• [TRY IT] From the first line to the last, output the entries exactly.

• [DATA RECORDS]

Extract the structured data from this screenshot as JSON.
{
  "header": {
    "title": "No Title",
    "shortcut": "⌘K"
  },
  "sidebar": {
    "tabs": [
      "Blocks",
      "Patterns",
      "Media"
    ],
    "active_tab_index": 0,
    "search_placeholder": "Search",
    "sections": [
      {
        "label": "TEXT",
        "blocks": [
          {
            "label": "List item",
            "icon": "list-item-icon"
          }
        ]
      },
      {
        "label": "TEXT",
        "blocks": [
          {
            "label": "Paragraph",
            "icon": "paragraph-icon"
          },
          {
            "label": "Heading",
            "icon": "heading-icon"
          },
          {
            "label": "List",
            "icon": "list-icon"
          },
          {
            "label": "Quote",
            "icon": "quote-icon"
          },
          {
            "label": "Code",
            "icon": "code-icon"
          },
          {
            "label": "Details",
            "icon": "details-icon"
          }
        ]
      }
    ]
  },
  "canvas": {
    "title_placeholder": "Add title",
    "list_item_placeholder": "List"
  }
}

• [FINISHED EXERCISE]
Extract the structured data from this screenshot as JSON.
{
  "header": {
    "title": "No Title",
    "shortcut": "⌘K"
  },
  "sidebar": {
    "tabs": [
      "Blocks",
      "Patterns",
      "Media"
    ],
    "active_tab_index": 0,
    "search_placeholder": "Search",
    "sections": [
      {
        "label": "TEXT",
        "blocks": [
          {
            "label": "List item",
            "icon": "list-item-icon"
          }
        ]
      },
      {
        "label": "TEXT",
        "blocks": [
          {
            "label": "Paragraph",
            "icon": "paragraph-icon"
          },
          {
            "label": "Heading",
            "icon": "heading-icon"
          },
          {
            "label": "List",
            "icon": "list-icon"
          },
          {
            "label": "Quote",
            "icon": "quote-icon"
          },
          {
            "label": "Code",
            "icon": "code-icon"
          },
          {
            "label": "Details",
            "icon": "details-icon"
          }
        ]
      }
    ]
  },
  "canvas": {
    "title_placeholder": "Add title",
    "list_item_placeholder": "List"
  }
}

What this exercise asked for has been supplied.